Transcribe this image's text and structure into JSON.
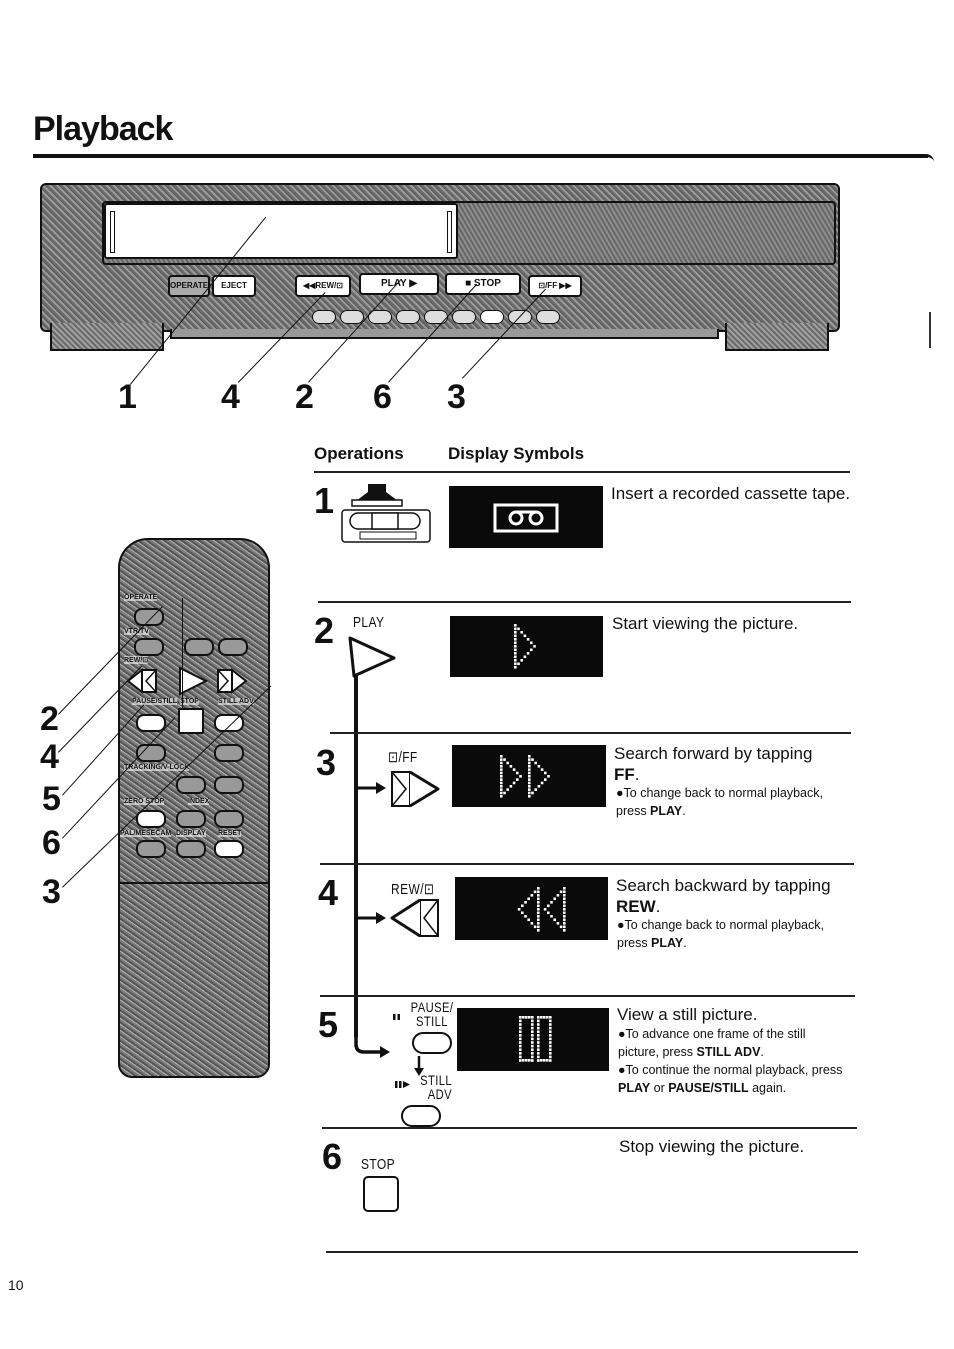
{
  "page": {
    "title": "Playback",
    "page_number": "10"
  },
  "vcr_front": {
    "buttons": {
      "operate": "OPERATE",
      "eject": "EJECT",
      "rew": "◀◀REW/⊡",
      "play": "PLAY ▶",
      "stop": "■ STOP",
      "ff": "⊡/FF ▶▶"
    },
    "callouts": [
      "1",
      "4",
      "2",
      "6",
      "3"
    ]
  },
  "remote": {
    "labels": {
      "operate": "OPERATE",
      "vtr_tv": "VTR/TV",
      "rew": "REW/⊡",
      "pause_still": "PAUSE/STILL",
      "stop": "STOP",
      "still_adv": "STILL ADV",
      "tracking": "TRACKING/V-LOCK",
      "zero_stop": "ZERO STOP",
      "index": "INDEX",
      "pal": "PAL/MESECAM",
      "display": "DISPLAY",
      "reset": "RESET"
    },
    "callouts": [
      "2",
      "4",
      "5",
      "6",
      "3"
    ]
  },
  "table": {
    "headers": {
      "operations": "Operations",
      "display_symbols": "Display Symbols"
    },
    "steps": [
      {
        "number": "1",
        "operation_icon": "cassette-insert-icon",
        "display_icon": "cassette-display-icon",
        "description": "Insert a recorded cassette tape."
      },
      {
        "number": "2",
        "operation_label": "PLAY",
        "operation_icon": "play-button-icon",
        "display_icon": "play-display-icon",
        "description": "Start viewing the picture."
      },
      {
        "number": "3",
        "operation_label": "⊡/FF",
        "operation_icon": "ff-button-icon",
        "display_icon": "ff-display-icon",
        "description_pre": "Search forward by tapping",
        "description_bold": "FF",
        "notes": [
          {
            "pre": "●To change back to normal playback, press ",
            "bold": "PLAY",
            "post": "."
          }
        ]
      },
      {
        "number": "4",
        "operation_label": "REW/⊡",
        "operation_icon": "rew-button-icon",
        "display_icon": "rew-display-icon",
        "description_pre": "Search backward by tapping",
        "description_bold": "REW",
        "notes": [
          {
            "pre": "●To change back to normal playback, press ",
            "bold": "PLAY",
            "post": "."
          }
        ]
      },
      {
        "number": "5",
        "operation_label": "PAUSE/ STILL",
        "operation_label_2": "STILL ADV",
        "operation_icon": "pause-still-button-icon",
        "display_icon": "still-display-icon",
        "description": "View a still picture.",
        "notes": [
          {
            "pre": "●To advance one frame of the still picture, press ",
            "bold": "STILL ADV",
            "post": "."
          },
          {
            "pre": "●To continue the normal playback, press ",
            "bold": "PLAY",
            "mid": " or ",
            "bold2": "PAUSE/STILL",
            "post": " again."
          }
        ]
      },
      {
        "number": "6",
        "operation_label": "STOP",
        "operation_icon": "stop-button-icon",
        "description": "Stop viewing the picture."
      }
    ]
  }
}
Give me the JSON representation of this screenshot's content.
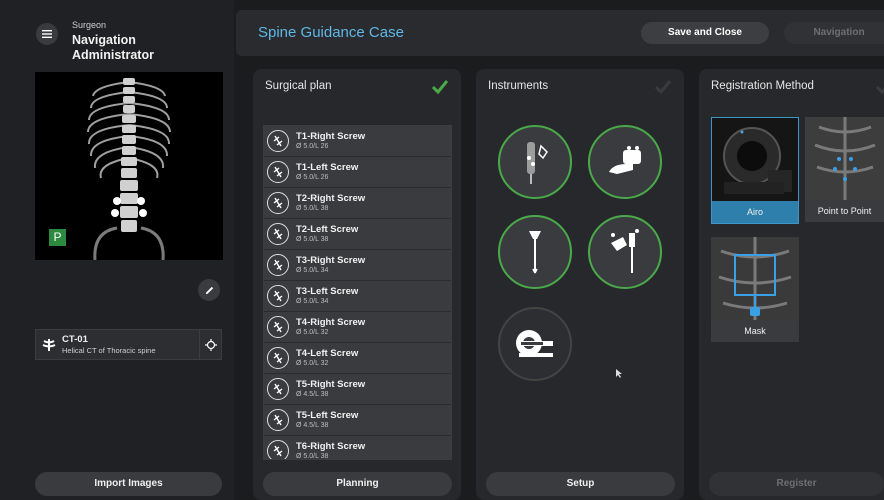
{
  "sidebar": {
    "role": "Surgeon",
    "user": "Navigation Administrator",
    "badge": "P",
    "ct": {
      "name": "CT-01",
      "desc": "Helical CT of Thoracic spine"
    },
    "import_label": "Import Images"
  },
  "header": {
    "title": "Spine Guidance Case",
    "save_label": "Save and Close",
    "navigation_label": "Navigation"
  },
  "surgical_plan": {
    "title": "Surgical plan",
    "screws": [
      {
        "name": "T1-Right Screw",
        "spec": "Ø 5.0/L 26"
      },
      {
        "name": "T1-Left Screw",
        "spec": "Ø 5.0/L 26"
      },
      {
        "name": "T2-Right Screw",
        "spec": "Ø 5.0/L 38"
      },
      {
        "name": "T2-Left Screw",
        "spec": "Ø 5.0/L 38"
      },
      {
        "name": "T3-Right Screw",
        "spec": "Ø 5.0/L 34"
      },
      {
        "name": "T3-Left Screw",
        "spec": "Ø 5.0/L 34"
      },
      {
        "name": "T4-Right Screw",
        "spec": "Ø 5.0/L 32"
      },
      {
        "name": "T4-Left Screw",
        "spec": "Ø 5.0/L 32"
      },
      {
        "name": "T5-Right Screw",
        "spec": "Ø 4.5/L 38"
      },
      {
        "name": "T5-Left Screw",
        "spec": "Ø 4.5/L 38"
      },
      {
        "name": "T6-Right Screw",
        "spec": "Ø 5.0/L 38"
      }
    ],
    "button_label": "Planning"
  },
  "instruments": {
    "title": "Instruments",
    "button_label": "Setup"
  },
  "registration": {
    "title": "Registration Method",
    "methods": [
      {
        "label": "Airo"
      },
      {
        "label": "Point to Point"
      },
      {
        "label": "Mask"
      }
    ],
    "button_label": "Register"
  },
  "colors": {
    "accent_blue": "#5fb8e6",
    "check_green": "#4aaa4a",
    "selected_blue": "#2f7fad"
  }
}
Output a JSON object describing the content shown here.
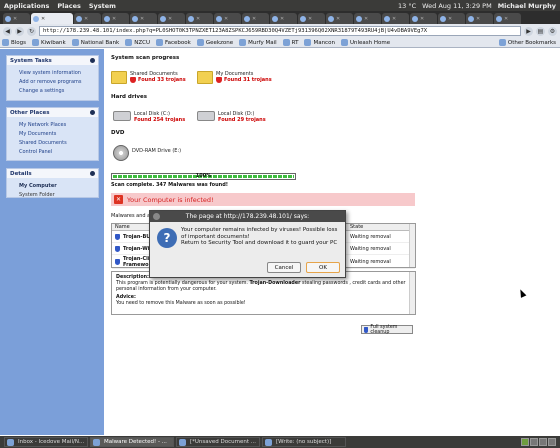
{
  "topbar": {
    "menus": [
      "Applications",
      "Places",
      "System"
    ],
    "temp": "13 °C",
    "datetime": "Wed Aug 11, 3:29 PM",
    "user": "Michael Murphy"
  },
  "browser": {
    "url": "http://178.239.48.101/index.php?q=PL0SHOT0K3TPNZXET123A8ZSPKCJ659RBD30Q4VZETj931396Q02XNR31879T493RU4jB|U4vDBA9VEg7X",
    "bookmarks": [
      "Blogs",
      "Kiwibank",
      "National Bank",
      "NZCU",
      "Facebook",
      "Geekzone",
      "Murfy Mail",
      "RT",
      "Mancon",
      "Unleash Home"
    ],
    "other_bookmarks": "Other Bookmarks"
  },
  "sidebar": {
    "system_tasks": {
      "title": "System Tasks",
      "items": [
        "View system information",
        "Add or remove programs",
        "Change a settings"
      ]
    },
    "other_places": {
      "title": "Other Places",
      "items": [
        "My Network Places",
        "My Documents",
        "Shared Documents",
        "Control Panel"
      ]
    },
    "details": {
      "title": "Details",
      "name": "My Computer",
      "sub": "System Folder"
    }
  },
  "scan": {
    "title": "System scan progress",
    "shared_docs": {
      "name": "Shared Documents",
      "found": "Found 33 trojans"
    },
    "my_docs": {
      "name": "My Documents",
      "found": "Found 31 trojans"
    },
    "hard_drives_label": "Hard drives",
    "local_c": {
      "name": "Local Disk (C:)",
      "found": "Found 254 trojans"
    },
    "local_d": {
      "name": "Local Disk (D:)",
      "found": "Found 29 trojans"
    },
    "dvd_label": "DVD",
    "dvd_drive": {
      "name": "DVD-RAM Drive (E:)"
    },
    "progress_pct": "100%",
    "complete_text": "Scan complete. 347 Malwares was found!"
  },
  "alert": {
    "title": "Your Computer is infected!",
    "caption": "Malwares and actions"
  },
  "threat_table": {
    "headers": [
      "Name",
      "State"
    ],
    "rows": [
      {
        "name": "Trojan-BU",
        "state": "Waiting removal"
      },
      {
        "name": "Trojan-Win",
        "state": "Waiting removal"
      },
      {
        "name": "Trojan-Clic",
        "extra": "Framework",
        "state": "Waiting removal"
      }
    ]
  },
  "description": {
    "label": "Description:",
    "text_prefix": "This program is potentially dangerous for your system. ",
    "threat_name": "Trojan-Downloader",
    "text_suffix": " stealing passwords , credit cards and other personal information from your computer.",
    "advice_label": "Advice:",
    "advice_text": "You need to remove this Malware as soon as possible!"
  },
  "cleanup_button": "Full system cleanup",
  "dialog": {
    "title": "The page at http://178.239.48.101/ says:",
    "message_line1": "Your computer remains infected  by viruses! Possible loss",
    "message_line2": "of important documents!",
    "message_line3": "Return to Security Tool and download it to  guard your PC",
    "cancel": "Cancel",
    "ok": "OK"
  },
  "taskbar": {
    "items": [
      "Inbox - Icedove Mail/N...",
      "Malware Detected! - ...",
      "[*Unsaved Document ...",
      "[Write: (no subject)]"
    ]
  }
}
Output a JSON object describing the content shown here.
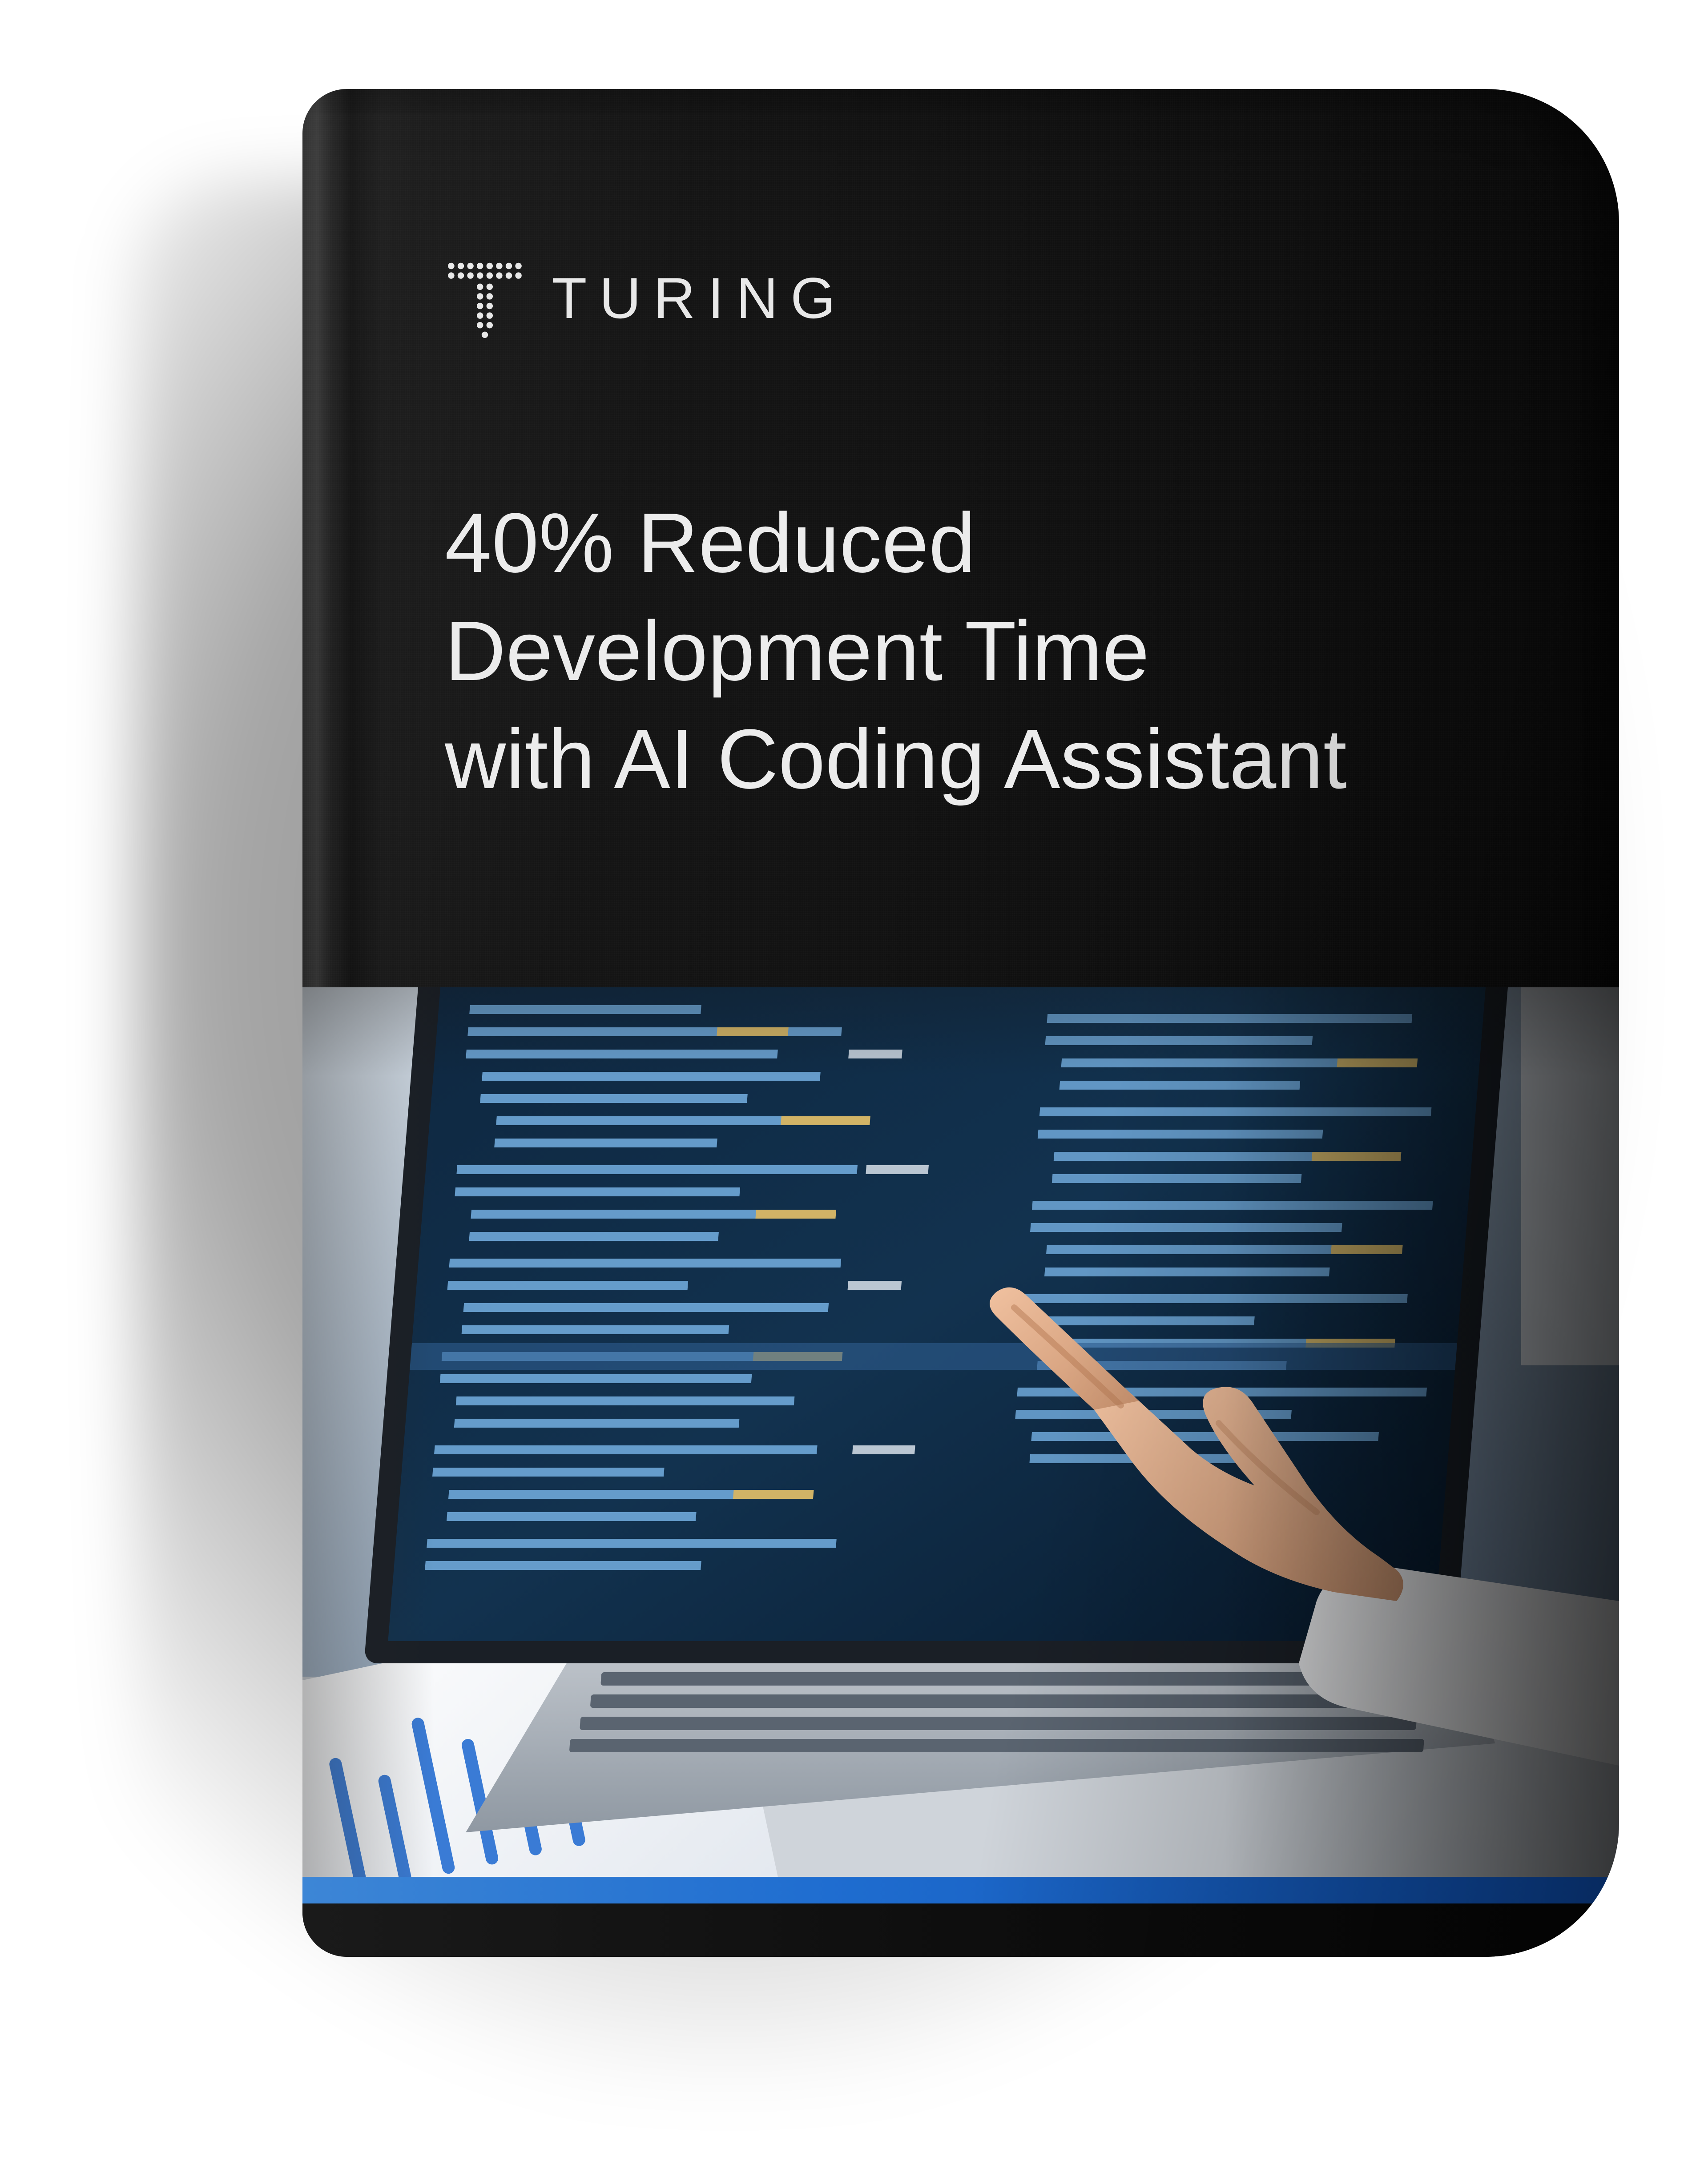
{
  "brand": {
    "name": "TURING"
  },
  "cover": {
    "title_line1": "40% Reduced",
    "title_line2": "Development Time",
    "title_line3": "with AI Coding Assistant",
    "accent_color": "#1f6dd0"
  }
}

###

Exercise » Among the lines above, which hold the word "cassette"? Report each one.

Result »
        "operation_icon": "cassette-insert-icon",
        "display_icon": "cassette-display-icon",
        "description": "Insert a recorded cassette tape."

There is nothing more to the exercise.